It was right after I did the hunger strike and I wrote about it for Teen Vogue. I was really adamant how [the climate crisis] was such a big deal and how people needed to take it seriously. One of my friends reached out to me and said, “I read your Op-Ed in its entirety and it really broke my heart to see how much you care about this and how this is getting worse and worse. You made me realize this is something we all need to care about.” She had moved to Chicago and was telling me that she is going to start an environmental club in her school because there isn’t one yet. 

That made me so happy. My words had the power to change this individual’s mindset and make them realize how important this is, and to incentivize her to start making changes in her own community.  
That was really crazy to me. That was before I had started my own non-profit or anything like that. It was just me working with Extinction Rebellion and Fridays for Future. And yet, this one action I did with them and the words that I outputted had the power to change my friend’s mind and compel her to act. 

What is your advice for young people who haven’t had that first by-line or who are just realizing that they can be changemakers in their own spheres? 

I would say to start small. I feel like so many people want to zoom to the moment where they are the founder and executive director of a huge non-profit. Or they want to zoom to the moment where they’ve been able to pass legislation. They want to get to this big moment where they feel like they’ve made it and they’ve made change.  
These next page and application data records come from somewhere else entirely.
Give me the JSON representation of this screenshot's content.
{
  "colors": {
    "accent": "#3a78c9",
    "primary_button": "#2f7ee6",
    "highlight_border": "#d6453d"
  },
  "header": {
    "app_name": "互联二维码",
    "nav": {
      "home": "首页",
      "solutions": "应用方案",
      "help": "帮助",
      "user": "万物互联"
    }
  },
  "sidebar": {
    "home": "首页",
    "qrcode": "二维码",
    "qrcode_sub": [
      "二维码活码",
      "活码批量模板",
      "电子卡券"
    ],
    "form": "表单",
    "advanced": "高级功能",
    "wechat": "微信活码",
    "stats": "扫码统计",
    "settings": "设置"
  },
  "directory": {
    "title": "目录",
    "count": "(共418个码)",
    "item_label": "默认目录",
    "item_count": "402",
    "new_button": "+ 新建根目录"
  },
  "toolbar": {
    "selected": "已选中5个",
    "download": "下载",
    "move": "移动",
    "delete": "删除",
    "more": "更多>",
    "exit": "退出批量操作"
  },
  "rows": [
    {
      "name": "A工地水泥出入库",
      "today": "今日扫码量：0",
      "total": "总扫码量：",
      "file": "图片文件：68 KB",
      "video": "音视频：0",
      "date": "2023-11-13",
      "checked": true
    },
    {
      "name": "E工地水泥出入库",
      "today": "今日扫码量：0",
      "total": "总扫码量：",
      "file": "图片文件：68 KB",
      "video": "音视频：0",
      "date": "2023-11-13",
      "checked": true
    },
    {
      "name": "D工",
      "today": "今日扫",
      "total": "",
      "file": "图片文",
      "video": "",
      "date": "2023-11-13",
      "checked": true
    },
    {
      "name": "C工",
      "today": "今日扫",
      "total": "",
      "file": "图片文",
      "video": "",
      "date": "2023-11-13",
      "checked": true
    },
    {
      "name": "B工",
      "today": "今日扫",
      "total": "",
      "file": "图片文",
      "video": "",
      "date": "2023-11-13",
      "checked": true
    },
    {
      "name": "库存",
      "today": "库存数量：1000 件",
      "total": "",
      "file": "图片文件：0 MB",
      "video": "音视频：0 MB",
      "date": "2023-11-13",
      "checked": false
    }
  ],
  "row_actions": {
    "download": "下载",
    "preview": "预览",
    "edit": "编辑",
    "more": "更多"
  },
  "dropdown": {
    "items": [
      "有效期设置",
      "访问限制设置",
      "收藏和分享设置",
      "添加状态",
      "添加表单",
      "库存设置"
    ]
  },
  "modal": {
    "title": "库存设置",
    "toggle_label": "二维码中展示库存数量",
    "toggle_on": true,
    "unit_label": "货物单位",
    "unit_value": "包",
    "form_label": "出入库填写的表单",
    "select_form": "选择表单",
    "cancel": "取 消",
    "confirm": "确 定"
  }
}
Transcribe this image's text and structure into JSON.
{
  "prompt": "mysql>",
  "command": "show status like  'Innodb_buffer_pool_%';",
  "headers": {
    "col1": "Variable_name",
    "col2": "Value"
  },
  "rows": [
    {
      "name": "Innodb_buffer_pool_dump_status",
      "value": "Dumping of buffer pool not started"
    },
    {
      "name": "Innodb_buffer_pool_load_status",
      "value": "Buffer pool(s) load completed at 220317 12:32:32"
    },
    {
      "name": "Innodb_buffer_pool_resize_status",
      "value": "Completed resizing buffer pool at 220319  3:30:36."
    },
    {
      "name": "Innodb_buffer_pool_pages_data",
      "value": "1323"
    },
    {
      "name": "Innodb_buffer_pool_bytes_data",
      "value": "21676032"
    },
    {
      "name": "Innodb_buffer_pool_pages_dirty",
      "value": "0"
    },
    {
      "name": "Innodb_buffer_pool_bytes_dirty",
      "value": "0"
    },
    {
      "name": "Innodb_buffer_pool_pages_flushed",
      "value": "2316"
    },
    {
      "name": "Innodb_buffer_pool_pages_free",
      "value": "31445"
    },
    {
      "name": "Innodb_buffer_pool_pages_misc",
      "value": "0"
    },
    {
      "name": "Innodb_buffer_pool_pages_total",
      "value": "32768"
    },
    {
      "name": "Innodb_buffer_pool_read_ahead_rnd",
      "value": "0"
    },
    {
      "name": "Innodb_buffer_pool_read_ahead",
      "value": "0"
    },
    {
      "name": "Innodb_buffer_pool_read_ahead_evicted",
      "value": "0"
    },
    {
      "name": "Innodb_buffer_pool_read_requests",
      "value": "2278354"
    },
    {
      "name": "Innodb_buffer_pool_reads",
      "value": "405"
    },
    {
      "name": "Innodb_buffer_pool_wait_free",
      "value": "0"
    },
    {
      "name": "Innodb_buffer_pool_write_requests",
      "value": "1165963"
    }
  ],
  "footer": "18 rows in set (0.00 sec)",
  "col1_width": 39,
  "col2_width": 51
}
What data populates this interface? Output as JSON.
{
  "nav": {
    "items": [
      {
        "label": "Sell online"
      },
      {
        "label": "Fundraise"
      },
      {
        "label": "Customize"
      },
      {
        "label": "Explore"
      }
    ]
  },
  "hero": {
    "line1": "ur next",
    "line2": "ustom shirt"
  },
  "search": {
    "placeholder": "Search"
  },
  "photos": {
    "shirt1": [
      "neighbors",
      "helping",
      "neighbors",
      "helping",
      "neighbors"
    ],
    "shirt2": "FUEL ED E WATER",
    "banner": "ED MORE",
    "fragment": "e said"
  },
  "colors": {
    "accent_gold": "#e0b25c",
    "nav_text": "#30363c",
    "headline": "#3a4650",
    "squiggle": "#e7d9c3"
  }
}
But what they don’t realize is that it very much starts with the small actions. If I hadn’t been translating information for my relatives six years ago, then I wouldn’t be in the position that I am today. So even though you might feel like the small things you are doing are super insignificant and are not making a difference, eventually they will make a difference because they will influence your outlook on life and the way you go about things, and the opportunities that come your way. That’s the first thing I would say: starting small is really, really overlooked. It shouldn’t be because it has so much power.  

Secondly, I would say to just email people. I slid into so many people’s DMs [direct messages] when I was first starting to be a climate activist, asking if I could work with them, stating that I could add value to their organization, et cetera. Just reach out to people—reach out to people like me, any climate activist who have secured opportunities that you are interested in and ask them if they could put in a referral for you or if they could give you more information on who is the best person to contact within the organization. If someone reached out to me asking if they could work with Climate Cardinals, I would say of course! That’s the same experience I had when reaching out to Extinction Rebellion and Zero Hour [two climate change activist groups]. That’s so overlooked.  

To get where you want to be, just start small and reach out to as many people as possible. 

It seems like you work a lot with young people or people your age. What do you think makes this generation different, either in regard to the climate crisis or in regard to changemaking as a whole? 

I feel like this generation is a lot more progressive than previous generations. Honestly, part of that might just be because of social media. We all have so much access to one another. It’s so easy for us to communicate our thoughts and improve our perspectives. I feel like every generation is more progressive than the previous. We have so much compassion and humility, and care about one another.  

I think young people are the future and I hope that the older generation takes us seriously. That’s why I am so excited that the UN decided to create this Youth Advisory Group on climate change. It shows that they are valuing youth perspectives and shows that a) [young people] know what we are talking about and b) that our sentiments are valid and that we have been the changemakers for so long, in every generation, which is why we need a seat at the table.